VanDerBeek’s odd statements were in relation to an alleged “Zombie-UFO Crash Exercise” that FEMA had allegedly posted information about on their website for a short time before replacing them with a message stating that the plans were “only for coalition members.” VanDerBeek disagreed with this action, interpreting it as an instance where agencies like FEMA re required to provide transparency in order to maintain public knowledge and safety. So was FEMA out of line with their choice in witholding certain information from the public at large about such a bizarre excercise? We’ve included VanDerBeek’s original (and rather odd) video below, where he spends nearly 20 minutes on camera discussing the strange FEMA drill… but if you thought things couldn’t get any more bizarre, think again…

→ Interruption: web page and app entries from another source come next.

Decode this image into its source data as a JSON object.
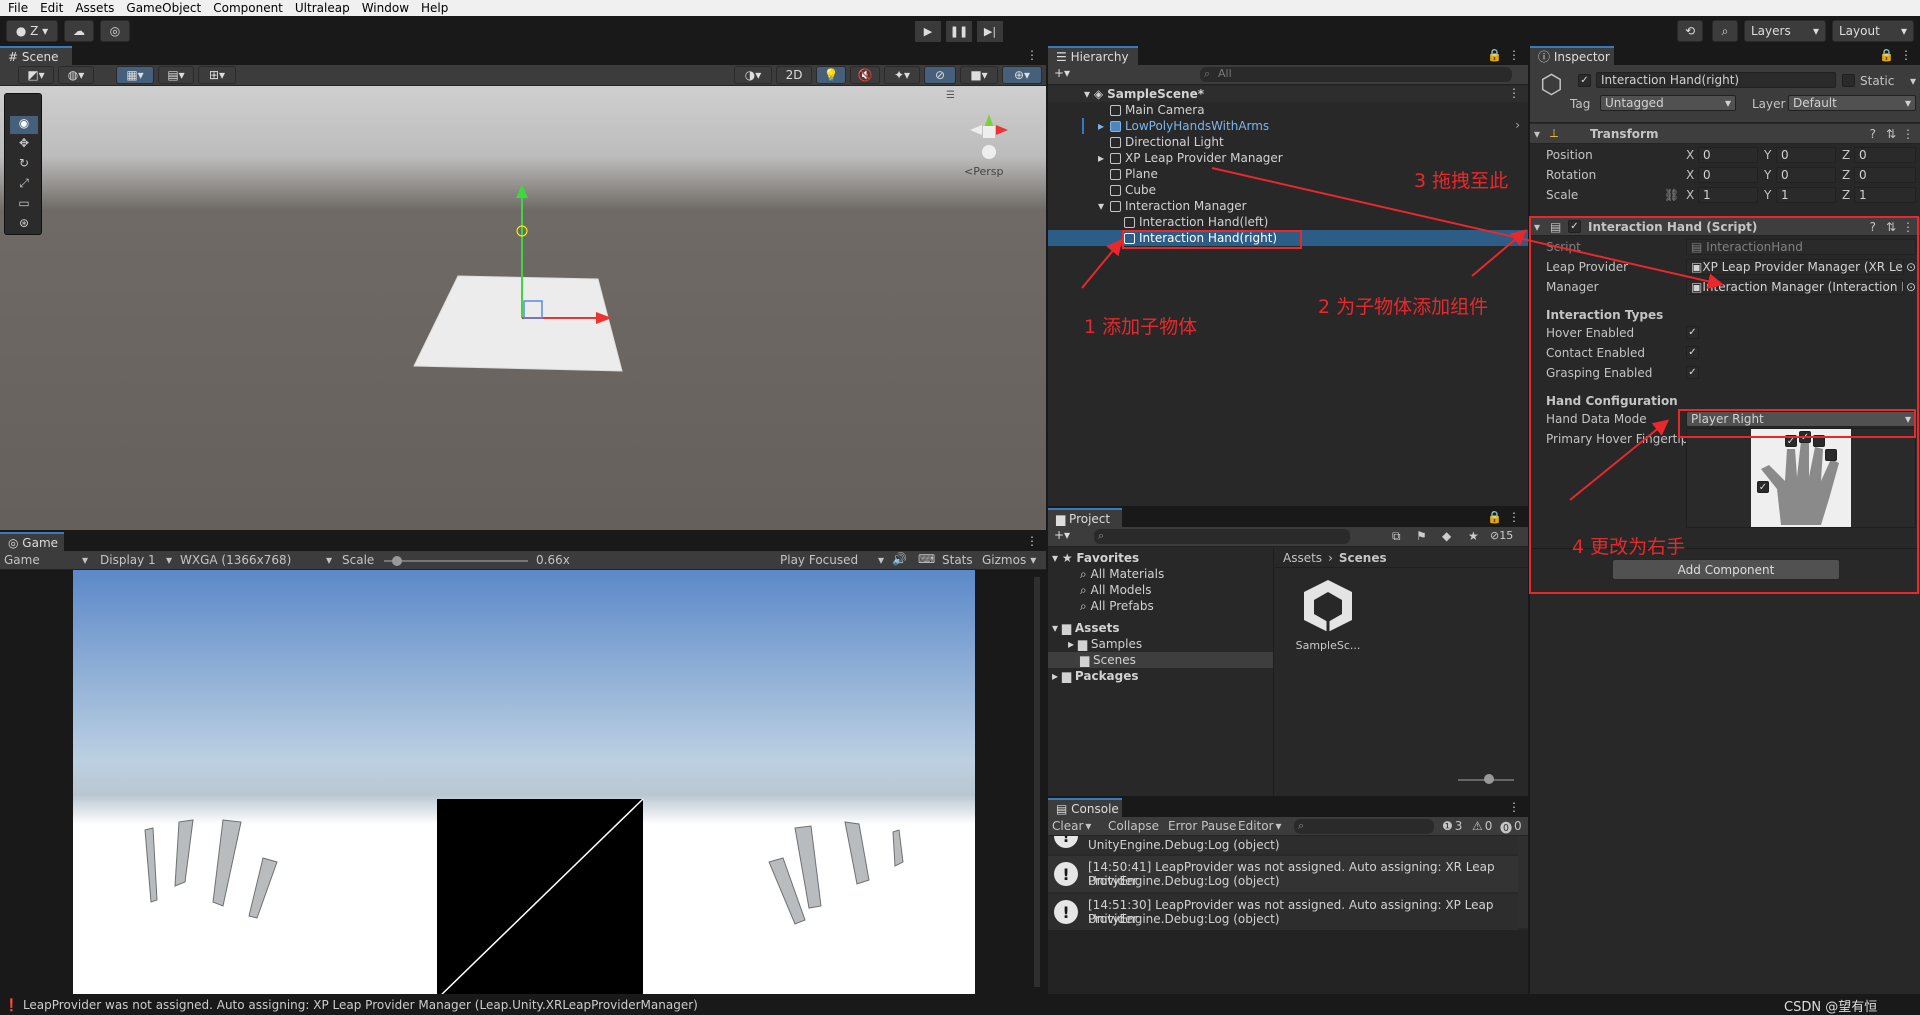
{
  "menu": [
    "File",
    "Edit",
    "Assets",
    "GameObject",
    "Component",
    "Ultraleap",
    "Window",
    "Help"
  ],
  "toolbar": {
    "account": "Z",
    "layers": "Layers",
    "layout": "Layout"
  },
  "scene": {
    "tab": "Scene",
    "btn_2d": "2D",
    "persp": "<Persp"
  },
  "game": {
    "tab": "Game",
    "mode": "Game",
    "display": "Display 1",
    "resolution": "WXGA (1366x768)",
    "scale_label": "Scale",
    "scale_value": "0.66x",
    "play_focused": "Play Focused",
    "stats": "Stats",
    "gizmos": "Gizmos"
  },
  "hierarchy": {
    "tab": "Hierarchy",
    "search_placeholder": "All",
    "scene_name": "SampleScene*",
    "items": [
      {
        "label": "Main Camera",
        "indent": 1
      },
      {
        "label": "LowPolyHandsWithArms",
        "indent": 1,
        "prefab": true
      },
      {
        "label": "Directional Light",
        "indent": 1
      },
      {
        "label": "XP Leap Provider Manager",
        "indent": 1
      },
      {
        "label": "Plane",
        "indent": 1
      },
      {
        "label": "Cube",
        "indent": 1
      },
      {
        "label": "Interaction Manager",
        "indent": 1
      },
      {
        "label": "Interaction Hand(left)",
        "indent": 2
      },
      {
        "label": "Interaction Hand(right)",
        "indent": 2,
        "selected": true
      }
    ]
  },
  "inspector": {
    "tab": "Inspector",
    "object_name": "Interaction Hand(right)",
    "static_label": "Static",
    "tag_label": "Tag",
    "tag_value": "Untagged",
    "layer_label": "Layer",
    "layer_value": "Default",
    "transform": {
      "title": "Transform",
      "position_label": "Position",
      "rotation_label": "Rotation",
      "scale_label": "Scale",
      "position": [
        "0",
        "0",
        "0"
      ],
      "rotation": [
        "0",
        "0",
        "0"
      ],
      "scale": [
        "1",
        "1",
        "1"
      ]
    },
    "component": {
      "title": "Interaction Hand (Script)",
      "script_label": "Script",
      "script_value": "InteractionHand",
      "provider_label": "Leap Provider",
      "provider_value": "XP Leap Provider Manager (XR Lea",
      "manager_label": "Manager",
      "manager_value": "Interaction Manager (Interaction M",
      "types_header": "Interaction Types",
      "hover_label": "Hover Enabled",
      "contact_label": "Contact Enabled",
      "grasp_label": "Grasping Enabled",
      "config_header": "Hand Configuration",
      "mode_label": "Hand Data Mode",
      "mode_value": "Player Right",
      "fingertip_label": "Primary Hover Fingertip"
    },
    "add_component": "Add Component"
  },
  "project": {
    "tab": "Project",
    "count": "15",
    "favorites": "Favorites",
    "fav_items": [
      "All Materials",
      "All Models",
      "All Prefabs"
    ],
    "assets": "Assets",
    "asset_items": [
      "Samples",
      "Scenes"
    ],
    "packages": "Packages",
    "breadcrumb_root": "Assets",
    "breadcrumb_current": "Scenes",
    "file_label": "SampleSc..."
  },
  "console": {
    "tab": "Console",
    "clear": "Clear",
    "collapse": "Collapse",
    "error_pause": "Error Pause",
    "editor": "Editor",
    "count_log": "3",
    "count_warn": "0",
    "count_err": "0",
    "top_line": "UnityEngine.Debug:Log (object)",
    "messages": [
      {
        "line1": "[14:50:41] LeapProvider was not assigned. Auto assigning: XR Leap Provider",
        "line2": "UnityEngine.Debug:Log (object)"
      },
      {
        "line1": "[14:51:30] LeapProvider was not assigned. Auto assigning: XP Leap Provider",
        "line2": "UnityEngine.Debug:Log (object)"
      }
    ]
  },
  "status_bar": "LeapProvider was not assigned. Auto assigning: XP Leap Provider Manager (Leap.Unity.XRLeapProviderManager)",
  "watermark": "CSDN @望有恒",
  "annotations": {
    "a1": "1 添加子物体",
    "a2": "2 为子物体添加组件",
    "a3": "3 拖拽至此",
    "a4": "4 更改为右手"
  },
  "colors": {
    "accent": "#3a79bb",
    "annotation": "#e8282c",
    "selection": "#2c5d87"
  }
}
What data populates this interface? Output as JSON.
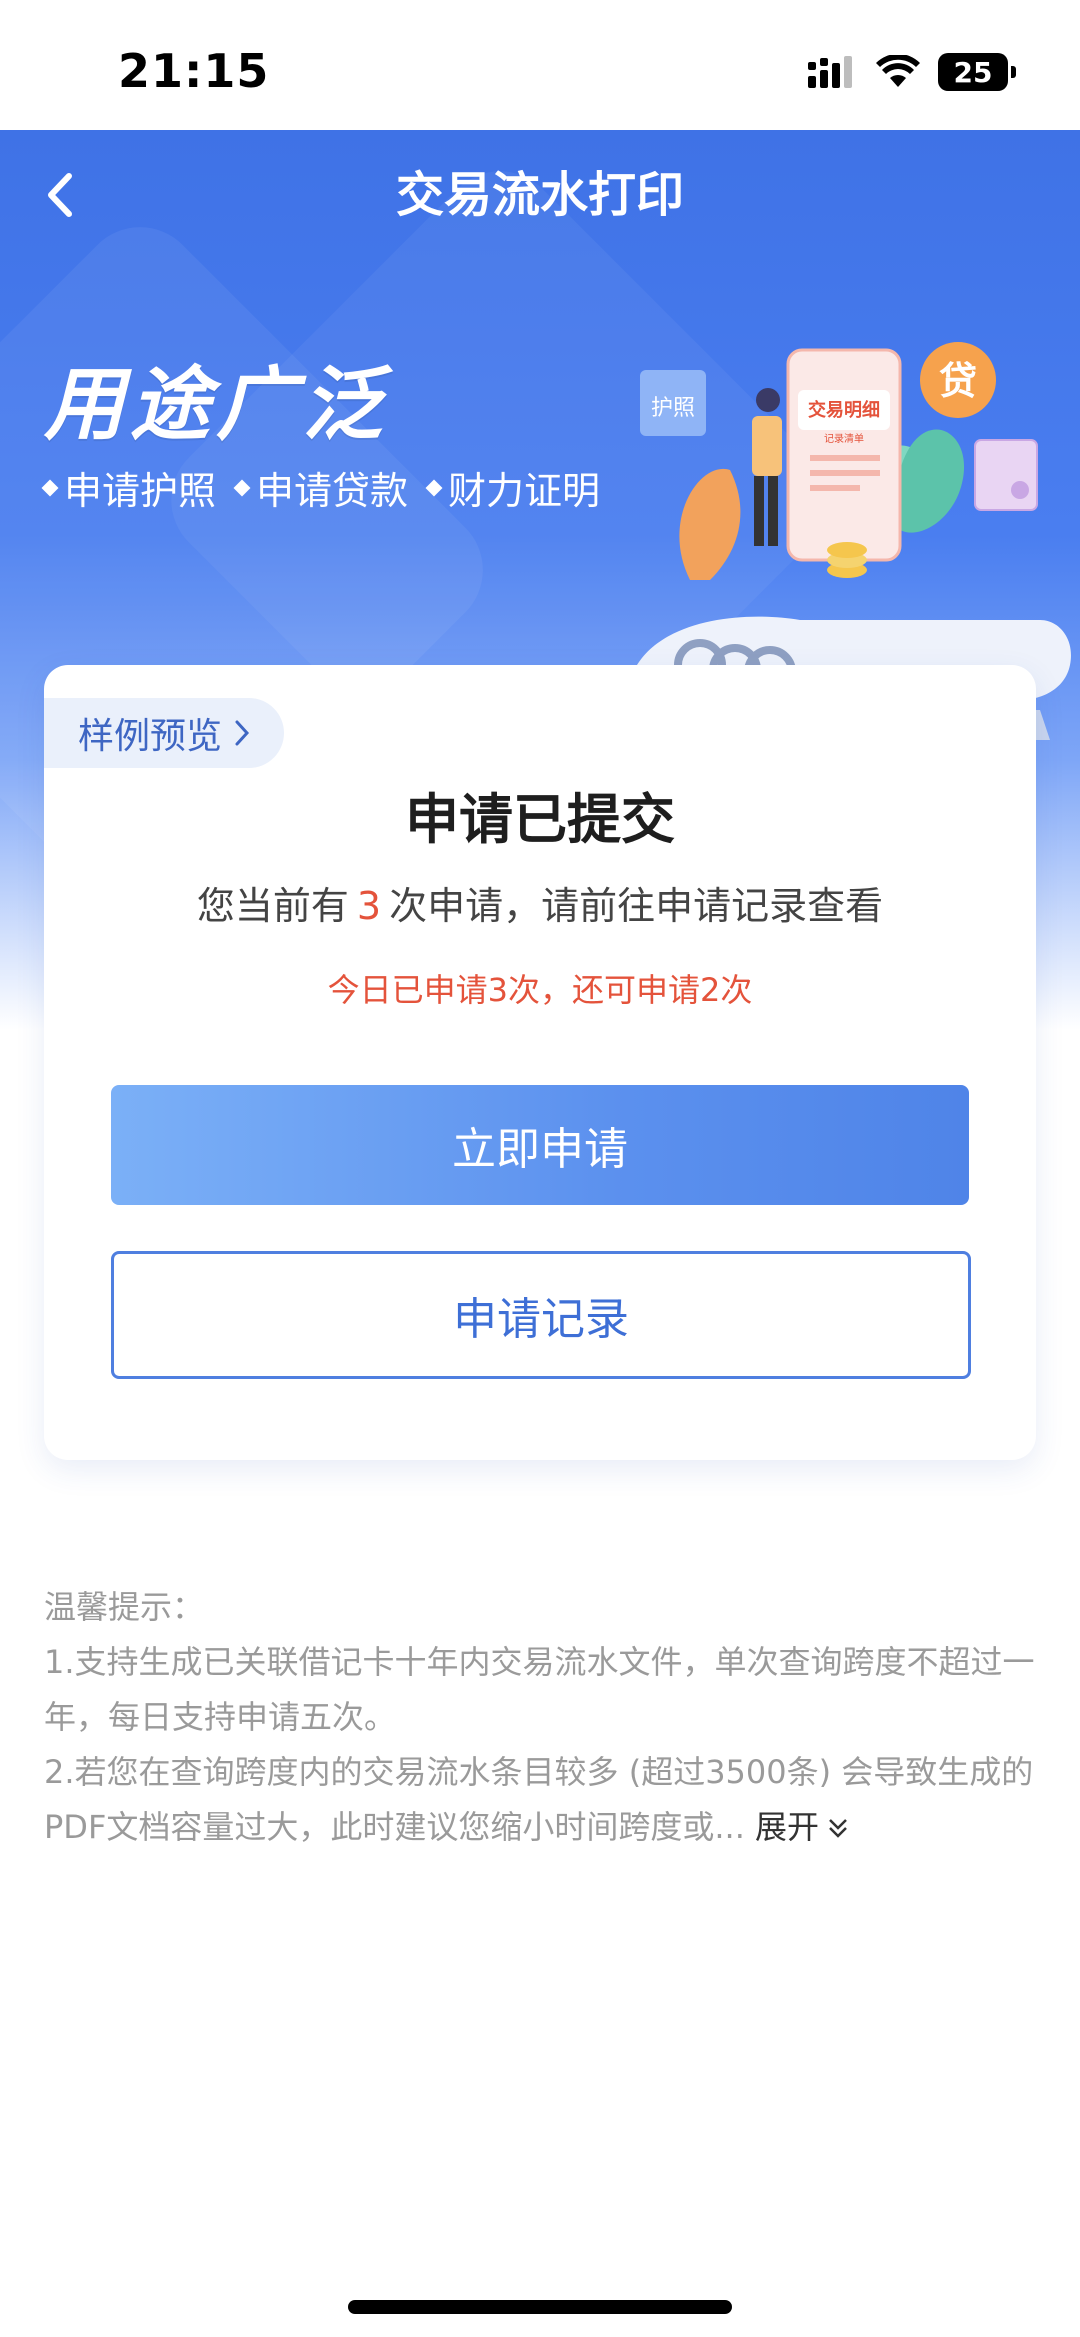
{
  "status_bar": {
    "time": "21:15",
    "battery": "25"
  },
  "nav": {
    "title": "交易流水打印"
  },
  "hero": {
    "headline": "用途广泛",
    "tags": [
      "申请护照",
      "申请贷款",
      "财力证明"
    ],
    "illustration": {
      "doc_title": "交易明细",
      "doc_sub": "记录清单",
      "badge_passport": "护照",
      "badge_loan": "贷"
    }
  },
  "card": {
    "preview_label": "样例预览",
    "title": "申请已提交",
    "sub_prefix": "您当前有",
    "count": "3",
    "sub_suffix": "次申请，请前往申请记录查看",
    "warning": "今日已申请3次，还可申请2次",
    "primary_button": "立即申请",
    "secondary_button": "申请记录"
  },
  "tips": {
    "title": "温馨提示：",
    "line1": "1.支持生成已关联借记卡十年内交易流水文件，单次查询跨度不超过一年，每日支持申请五次。",
    "line2": "2.若您在查询跨度内的交易流水条目较多 (超过3500条) 会导致生成的PDF文档容量过大，此时建议您缩小时间跨度或...",
    "expand_label": "展开"
  },
  "colors": {
    "brand": "#4a7ef0",
    "warn": "#e4533b",
    "link": "#3e6fd6"
  }
}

Below is the original video, uploaded to VanDerBeek’s personal account, where he argues that the video “should go viral,” and that it must “appear on the Drudge Report” and on other mainstream and “alternative” media sites:
Bizarre “Zombie-UFO Crash” in Idaho?
VanDerBeek went after the organization (which he says has been in touch with him since his video appeared online), stating the following about the bizarre drill:
Because this drill is supported by federal funds paid by the taxes of the US people including the citizens of Nevada, you are required to provide the public with precise information about your activities in this drill. I expect you to respond within the week with an email with the detailed information regarding the two scenarios mentioned. I also expect the email and phone number of your immediate supervisor. Whether or not you cooperate, I will be reporting your response or lack thereof to the nation on my television show and youtube channel.
While VanDerBeek’s statements regarding the use of taxpayer dollars and general transparency about the drill and its functions are logical, a number of other statements are indeed very strange, to say the least. For one, the assertion that “It is quite likely that our government has a created a bio-chemical weapon that can induce zombie-like behaviors in humans,” is a very odd thing for a potential candidate for governor to be claiming; perhaps we can assume that the general line of thought he had been following has to do with the mysterious cannibalistic “zombie” attacks reported during the last year. Many claim that the use of dangerous bath salts as a hallucinogen have caused such random acts of violence, while more elaborate conspiracy theories suppose that the attacks result from airborne contagions that cause victims to exhibit violent, psychotic behavior.
As to VanDerBeek’s statement that no one else in the Federal Government believes in UFOs, that could easily be debated, especially when taking into consideration the work of Ufologists such as Grant Cameron, who has extensively researched the connection between US Presidents and the UFO engima. However, VanDerBeek later changes his position somewhat, stating in the video that “I’m not saying there are no UFOs in the great expanse of the Universe,” but that, “personally, I do not believe that UFOs are planning to invade the United States of America.” He also reiterates his belief in zombies (come on now, quit snickering people. )
So altogether, which is more strange: The fact that an organization like FEMA might propose such a bizarre exercise, or that a political hopeful would craft an equally bizarre, rambling argument against it?
Image by Andrew Braithwaite via Flickr.